◆ **Exercise brief**
Go over the entries and report the lines where the word "HEAD" occurs.

Data records for software interfaces:

*** Begin section ***

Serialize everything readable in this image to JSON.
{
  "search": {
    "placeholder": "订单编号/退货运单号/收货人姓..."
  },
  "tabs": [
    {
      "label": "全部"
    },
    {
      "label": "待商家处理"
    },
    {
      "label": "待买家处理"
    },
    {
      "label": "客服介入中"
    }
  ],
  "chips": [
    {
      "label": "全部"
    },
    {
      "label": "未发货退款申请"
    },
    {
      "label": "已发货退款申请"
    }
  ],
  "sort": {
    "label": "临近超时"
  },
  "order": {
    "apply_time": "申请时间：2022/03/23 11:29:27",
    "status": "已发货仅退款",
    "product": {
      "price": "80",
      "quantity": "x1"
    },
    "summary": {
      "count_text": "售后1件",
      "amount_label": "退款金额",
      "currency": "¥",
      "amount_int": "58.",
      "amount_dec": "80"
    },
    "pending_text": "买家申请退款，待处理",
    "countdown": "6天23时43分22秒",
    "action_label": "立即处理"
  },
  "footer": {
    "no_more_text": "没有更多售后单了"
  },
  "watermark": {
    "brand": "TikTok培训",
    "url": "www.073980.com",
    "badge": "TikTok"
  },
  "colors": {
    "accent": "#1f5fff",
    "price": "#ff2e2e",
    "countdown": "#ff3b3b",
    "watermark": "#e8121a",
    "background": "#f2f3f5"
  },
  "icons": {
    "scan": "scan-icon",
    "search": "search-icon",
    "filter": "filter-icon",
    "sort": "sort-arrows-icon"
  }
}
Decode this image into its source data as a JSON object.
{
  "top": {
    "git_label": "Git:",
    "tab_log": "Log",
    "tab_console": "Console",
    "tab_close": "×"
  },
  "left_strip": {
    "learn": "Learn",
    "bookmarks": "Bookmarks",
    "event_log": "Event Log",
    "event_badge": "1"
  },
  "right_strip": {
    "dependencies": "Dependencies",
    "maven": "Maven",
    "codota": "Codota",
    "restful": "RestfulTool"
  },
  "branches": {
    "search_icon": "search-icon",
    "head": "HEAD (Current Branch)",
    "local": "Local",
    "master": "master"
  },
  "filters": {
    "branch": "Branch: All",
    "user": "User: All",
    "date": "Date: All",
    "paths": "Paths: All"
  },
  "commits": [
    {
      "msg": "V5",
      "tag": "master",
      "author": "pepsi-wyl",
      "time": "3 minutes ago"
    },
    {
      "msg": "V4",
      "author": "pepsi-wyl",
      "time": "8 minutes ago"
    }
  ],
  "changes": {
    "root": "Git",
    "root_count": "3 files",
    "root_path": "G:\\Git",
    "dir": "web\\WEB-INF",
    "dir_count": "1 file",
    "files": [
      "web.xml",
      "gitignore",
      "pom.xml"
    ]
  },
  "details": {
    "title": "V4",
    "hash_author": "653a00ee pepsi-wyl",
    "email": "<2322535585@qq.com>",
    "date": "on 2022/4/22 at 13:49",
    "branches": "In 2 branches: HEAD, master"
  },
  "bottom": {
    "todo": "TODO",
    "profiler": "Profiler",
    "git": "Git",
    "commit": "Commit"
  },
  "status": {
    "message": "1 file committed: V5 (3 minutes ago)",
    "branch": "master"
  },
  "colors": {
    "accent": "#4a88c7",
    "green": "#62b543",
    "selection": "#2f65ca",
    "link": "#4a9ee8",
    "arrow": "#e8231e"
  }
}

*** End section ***

◆ **Task result**
    "head": "HEAD (Current Branch)",
    "branches": "In 2 branches: HEAD, master"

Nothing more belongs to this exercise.